Find every line in the records below that holds the word "this" and copy it.

App and web page records
*** Begin section ***
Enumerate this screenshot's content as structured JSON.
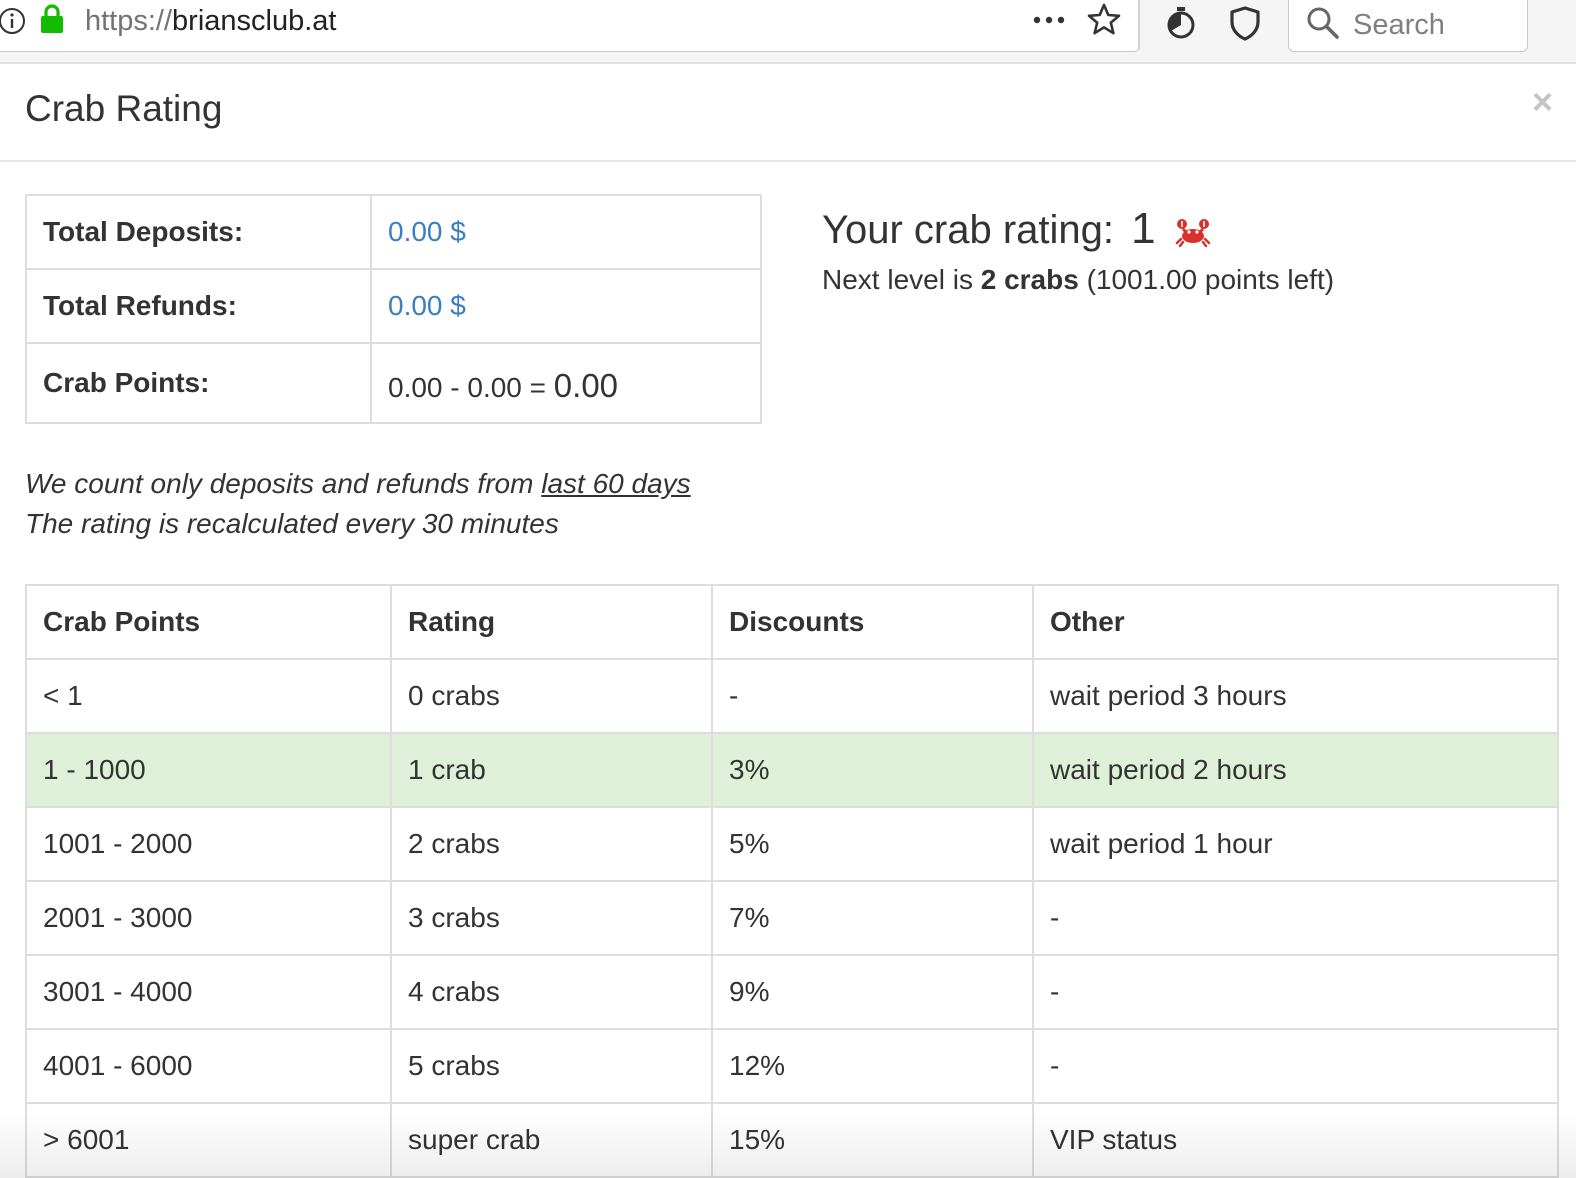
{
  "browser": {
    "url_scheme": "https://",
    "url_host": "briansclub.at",
    "search_placeholder": "Search"
  },
  "modal": {
    "title": "Crab Rating",
    "close_label": "×"
  },
  "summary": {
    "rows": [
      {
        "label": "Total Deposits:",
        "value": "0.00 $"
      },
      {
        "label": "Total Refunds:",
        "value": "0.00 $"
      },
      {
        "label": "Crab Points:",
        "value": "0.00 - 0.00 = ",
        "result": "0.00"
      }
    ]
  },
  "rating": {
    "heading": "Your crab rating:",
    "value": "1",
    "next_prefix": "Next level is ",
    "next_level": "2 crabs",
    "next_suffix": " (1001.00 points left)"
  },
  "notes": {
    "line1_prefix": "We count only deposits and refunds from ",
    "line1_link": "last 60 days",
    "line2": "The rating is recalculated every 30 minutes"
  },
  "levels": {
    "headers": [
      "Crab Points",
      "Rating",
      "Discounts",
      "Other"
    ],
    "current_row": 1,
    "rows": [
      [
        "< 1",
        "0 crabs",
        "-",
        "wait period 3 hours"
      ],
      [
        "1 - 1000",
        "1 crab",
        "3%",
        "wait period 2 hours"
      ],
      [
        "1001 - 2000",
        "2 crabs",
        "5%",
        "wait period 1 hour"
      ],
      [
        "2001 - 3000",
        "3 crabs",
        "7%",
        "-"
      ],
      [
        "3001 - 4000",
        "4 crabs",
        "9%",
        "-"
      ],
      [
        "4001 - 6000",
        "5 crabs",
        "12%",
        "-"
      ],
      [
        "> 6001",
        "super crab",
        "15%",
        "VIP status"
      ]
    ]
  },
  "colors": {
    "link_blue": "#3a7fc1",
    "current_row_bg": "#dff0d8",
    "lock_green": "#12bc00",
    "crab_red": "#d9302b"
  },
  "icons": [
    "info-icon",
    "lock-icon",
    "more-icon",
    "star-icon",
    "timer-icon",
    "shield-icon",
    "search-icon",
    "close-icon",
    "crab-icon"
  ]
}
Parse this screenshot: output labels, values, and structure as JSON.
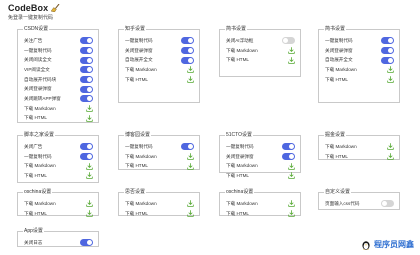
{
  "app": {
    "title": "CodeBox",
    "subtitle": "免登录一键复制代码"
  },
  "icons": {
    "logo": "broom-icon",
    "download": "download-icon",
    "brand": "penguin-icon"
  },
  "colors": {
    "toggle_on": "#4f67e0",
    "toggle_off": "#d5d5d5",
    "download": "#55a832",
    "brand": "#2f6fd1"
  },
  "cards": [
    {
      "title": "CSDN设置",
      "rows": [
        {
          "label": "关注广告",
          "type": "toggle",
          "on": true
        },
        {
          "label": "一键复制代码",
          "type": "toggle",
          "on": true
        },
        {
          "label": "关闭阅读全文",
          "type": "toggle",
          "on": true
        },
        {
          "label": "VIP阅读全文",
          "type": "toggle",
          "on": true
        },
        {
          "label": "自动展开代码块",
          "type": "toggle",
          "on": true
        },
        {
          "label": "关闭登录弹窗",
          "type": "toggle",
          "on": true
        },
        {
          "label": "关闭跳转APP弹窗",
          "type": "toggle",
          "on": true
        },
        {
          "label": "下载 Markdown",
          "type": "download"
        },
        {
          "label": "下载 HTML",
          "type": "download"
        }
      ]
    },
    {
      "title": "知乎设置",
      "rows": [
        {
          "label": "一键复制代码",
          "type": "toggle",
          "on": true
        },
        {
          "label": "关闭登录弹窗",
          "type": "toggle",
          "on": true
        },
        {
          "label": "自动展开全文",
          "type": "toggle",
          "on": true
        },
        {
          "label": "下载 Markdown",
          "type": "download"
        },
        {
          "label": "下载 HTML",
          "type": "download"
        }
      ]
    },
    {
      "title": "简书设置",
      "rows": [
        {
          "label": "关闭AI浮动框",
          "type": "toggle",
          "on": false
        },
        {
          "label": "下载 Markdown",
          "type": "download"
        },
        {
          "label": "下载 HTML",
          "type": "download"
        }
      ]
    },
    {
      "title": "简书设置",
      "rows": [
        {
          "label": "一键复制代码",
          "type": "toggle",
          "on": true
        },
        {
          "label": "关闭登录弹窗",
          "type": "toggle",
          "on": true
        },
        {
          "label": "自动展开全文",
          "type": "toggle",
          "on": true
        },
        {
          "label": "下载 Markdown",
          "type": "download"
        },
        {
          "label": "下载 HTML",
          "type": "download"
        }
      ]
    },
    {
      "title": "脚本之家设置",
      "rows": [
        {
          "label": "关闭广告",
          "type": "toggle",
          "on": true
        },
        {
          "label": "一键复制代码",
          "type": "toggle",
          "on": true
        },
        {
          "label": "下载 Markdown",
          "type": "download"
        },
        {
          "label": "下载 HTML",
          "type": "download"
        }
      ]
    },
    {
      "title": "博客园设置",
      "rows": [
        {
          "label": "一键复制代码",
          "type": "toggle",
          "on": true
        },
        {
          "label": "下载 Markdown",
          "type": "download"
        },
        {
          "label": "下载 HTML",
          "type": "download"
        }
      ]
    },
    {
      "title": "51CTO设置",
      "rows": [
        {
          "label": "一键复制代码",
          "type": "toggle",
          "on": true
        },
        {
          "label": "关闭登录弹窗",
          "type": "toggle",
          "on": true
        },
        {
          "label": "下载 Markdown",
          "type": "download"
        },
        {
          "label": "下载 HTML",
          "type": "download"
        }
      ]
    },
    {
      "title": "掘金设置",
      "rows": [
        {
          "label": "下载 Markdown",
          "type": "download"
        },
        {
          "label": "下载 HTML",
          "type": "download"
        }
      ]
    },
    {
      "title": "oschina设置",
      "rows": [
        {
          "label": "下载 Markdown",
          "type": "download"
        },
        {
          "label": "下载 HTML",
          "type": "download"
        }
      ]
    },
    {
      "title": "思否设置",
      "rows": [
        {
          "label": "下载 Markdown",
          "type": "download"
        },
        {
          "label": "下载 HTML",
          "type": "download"
        }
      ]
    },
    {
      "title": "oschina设置",
      "rows": [
        {
          "label": "下载 Markdown",
          "type": "download"
        },
        {
          "label": "下载 HTML",
          "type": "download"
        }
      ]
    },
    {
      "title": "自定义设置",
      "rows": [
        {
          "label": "页面输入css代码",
          "type": "toggle",
          "on": false
        }
      ]
    },
    {
      "title": "App设置",
      "rows": [
        {
          "label": "关闭日志",
          "type": "toggle",
          "on": true
        }
      ]
    }
  ],
  "brand": {
    "text": "程序员网鑫"
  }
}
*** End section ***
### Solved problem
Enumerate this screenshot's content as structured JSON.
Parse this screenshot: output labels, values, and structure as JSON.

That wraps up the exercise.